Small things, such as electrical equipment, are often overlooked. Many facilities forget that electrical systems are a simple solution that can help prevent a product contamination recall. Advances in electrical systems, including wiring devices embedded with antimicrobial growth inhibitors, support HARPC plans while providing stronger protection. These solutions are considerate of FSMA regulations and also of the broader future of food and beverage processing — safety and efficiency.

Squeaky-Clean Wiring

Standard mandatory safety protocols, such as chemical washdowns, can’t guarantee reliable and enduring antimicrobial protection for a facility’s electrical wiring devices and equipment. And without antimicrobial protection, plants could be harboring dangerous molds and bacteria that could pose a risk. A simple, low-cost solution is installing antimicrobial watertight wiring devices.

Some facilities consider the application of antimicrobial protection to the surface of their electrical cords and components to be good enough, but the use of antimicrobial industrial wiring devices goes beyond that by actually storing antimicrobial growth inhibitors inside the products themselves. Embedded protection ensures that when microorganisms appear on the surface of a protected wiring device, antimicrobial compounds make contact with them and disrupt the microorganisms’ attempt to live and multiply.

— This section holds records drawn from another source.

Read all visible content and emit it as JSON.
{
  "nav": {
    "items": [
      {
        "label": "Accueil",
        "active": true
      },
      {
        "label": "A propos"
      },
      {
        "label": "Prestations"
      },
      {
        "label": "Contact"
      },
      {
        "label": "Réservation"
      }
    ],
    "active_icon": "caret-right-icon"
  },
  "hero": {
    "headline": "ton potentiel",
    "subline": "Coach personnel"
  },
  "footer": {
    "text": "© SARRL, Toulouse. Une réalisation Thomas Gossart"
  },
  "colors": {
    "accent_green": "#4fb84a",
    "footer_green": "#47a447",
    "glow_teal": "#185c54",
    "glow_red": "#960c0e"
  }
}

These wiring devices feature antimicrobial additives embedded into all polymer components to ensure the suppression of microbial growth throughout the device, meaning all outside surfaces and hidden inside surfaces. The additives are gradually released to the surface of the polymer, providing continuous, long-lasting protection against the growth of bacteria, molds, mildews and fungi.

The continuous protection against microorganisms works to prevent the large-scale outbreaks some facilities have experienced. Never allowing microorganisms to gain a foothold in your facility can help prevent similar outbreaks.

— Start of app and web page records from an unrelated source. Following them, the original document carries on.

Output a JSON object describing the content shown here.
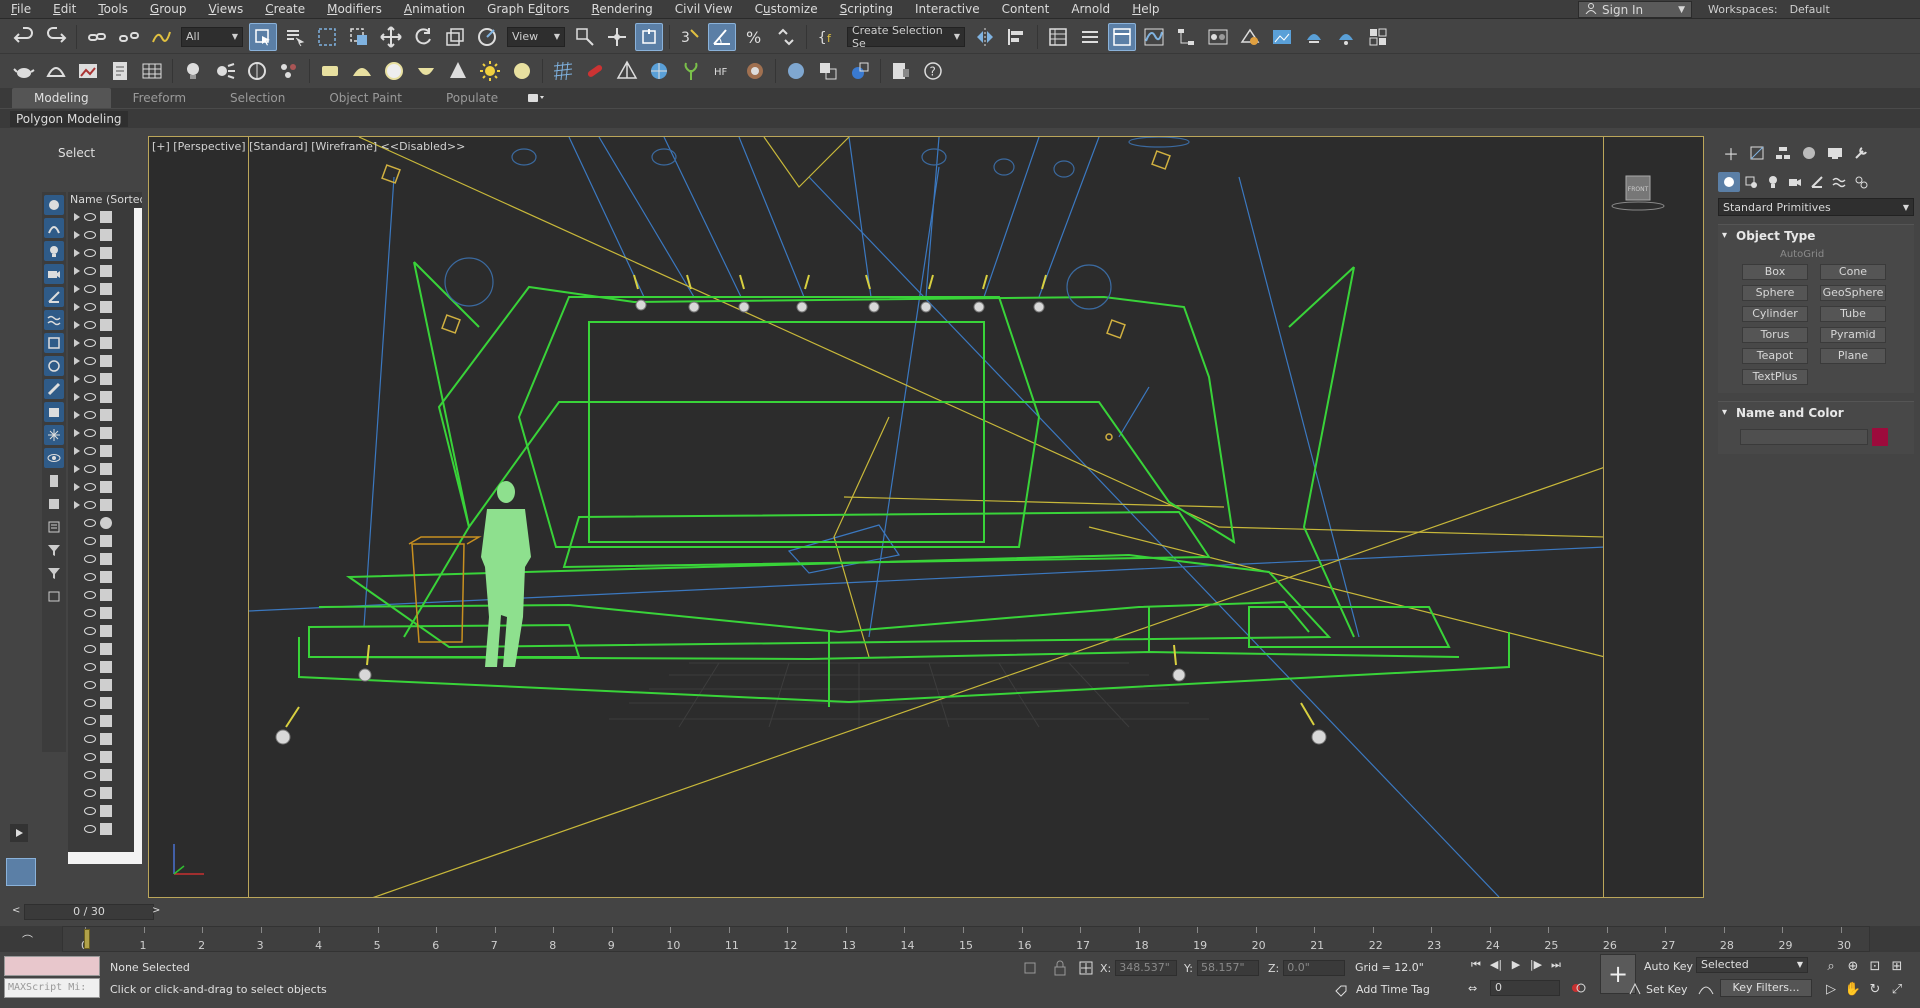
{
  "menubar": {
    "items": [
      {
        "pre": "",
        "u": "F",
        "post": "ile"
      },
      {
        "pre": "",
        "u": "E",
        "post": "dit"
      },
      {
        "pre": "",
        "u": "T",
        "post": "ools"
      },
      {
        "pre": "",
        "u": "G",
        "post": "roup"
      },
      {
        "pre": "",
        "u": "V",
        "post": "iews"
      },
      {
        "pre": "",
        "u": "C",
        "post": "reate"
      },
      {
        "pre": "",
        "u": "M",
        "post": "odifiers"
      },
      {
        "pre": "",
        "u": "A",
        "post": "nimation"
      },
      {
        "pre": "Graph E",
        "u": "d",
        "post": "itors"
      },
      {
        "pre": "",
        "u": "R",
        "post": "endering"
      },
      {
        "pre": "Civil View",
        "u": "",
        "post": ""
      },
      {
        "pre": "C",
        "u": "u",
        "post": "stomize"
      },
      {
        "pre": "",
        "u": "S",
        "post": "cripting"
      },
      {
        "pre": "Interactive",
        "u": "",
        "post": ""
      },
      {
        "pre": "Content",
        "u": "",
        "post": ""
      },
      {
        "pre": "Arnold",
        "u": "",
        "post": ""
      },
      {
        "pre": "",
        "u": "H",
        "post": "elp"
      }
    ],
    "sign_in": "Sign In",
    "workspaces_label": "Workspaces:",
    "workspaces_value": "Default"
  },
  "toolbar1": {
    "filter_dd": "All",
    "refcoord_dd": "View",
    "selection_set_dd": "Create Selection Se"
  },
  "ribbon": {
    "tabs": [
      "Modeling",
      "Freeform",
      "Selection",
      "Object Paint",
      "Populate"
    ],
    "active_tab": "Modeling",
    "panel_label": "Polygon Modeling"
  },
  "explorer": {
    "select_label": "Select",
    "column_header": "Name (Sorted A"
  },
  "viewport": {
    "label": "[+] [Perspective] [Standard] [Wireframe]  <<Disabled>>",
    "viewcube_label": "FRONT"
  },
  "command_panel": {
    "primitive_dd": "Standard Primitives",
    "object_type_title": "Object Type",
    "autogrid": "AutoGrid",
    "primitives": [
      "Box",
      "Cone",
      "Sphere",
      "GeoSphere",
      "Cylinder",
      "Tube",
      "Torus",
      "Pyramid",
      "Teapot",
      "Plane",
      "TextPlus"
    ],
    "name_color_title": "Name and Color",
    "object_color": "#9c0b3c"
  },
  "timeline": {
    "slider_label": "0 / 30",
    "ticks": [
      "0",
      "1",
      "2",
      "3",
      "4",
      "5",
      "6",
      "7",
      "8",
      "9",
      "10",
      "11",
      "12",
      "13",
      "14",
      "15",
      "16",
      "17",
      "18",
      "19",
      "20",
      "21",
      "22",
      "23",
      "24",
      "25",
      "26",
      "27",
      "28",
      "29",
      "30"
    ]
  },
  "status": {
    "maxscript_label": "MAXScript Mi:",
    "selection": "None Selected",
    "prompt": "Click or click-and-drag to select objects",
    "x_label": "X:",
    "x_value": "348.537\"",
    "y_label": "Y:",
    "y_value": "58.157\"",
    "z_label": "Z:",
    "z_value": "0.0\"",
    "grid": "Grid = 12.0\"",
    "add_time_tag": "Add Time Tag",
    "frame_value": "0",
    "auto_key": "Auto Key",
    "set_key": "Set Key",
    "selected_dd": "Selected",
    "key_filters": "Key Filters..."
  }
}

Ensuring a large, fast-paced food or beverage facility meets FSMA requirements can feel like a daunting task. But starting small with easy-to-install components can put your facility on a fast track to checking off all the preventive control requirements in your HARPC plan. Turning to innovative, low-cost solutions, such as antimicrobial wiring systems, empowers your facility to meet FSMA standards and cut down on foodborne pathogens. Reducing bacteria growth at the source ensures that the next time you’re at a family picnic, you’ll leave feeling satisfied, not sick.

Jeff Seabury is Industrial Product Manager at Legrand.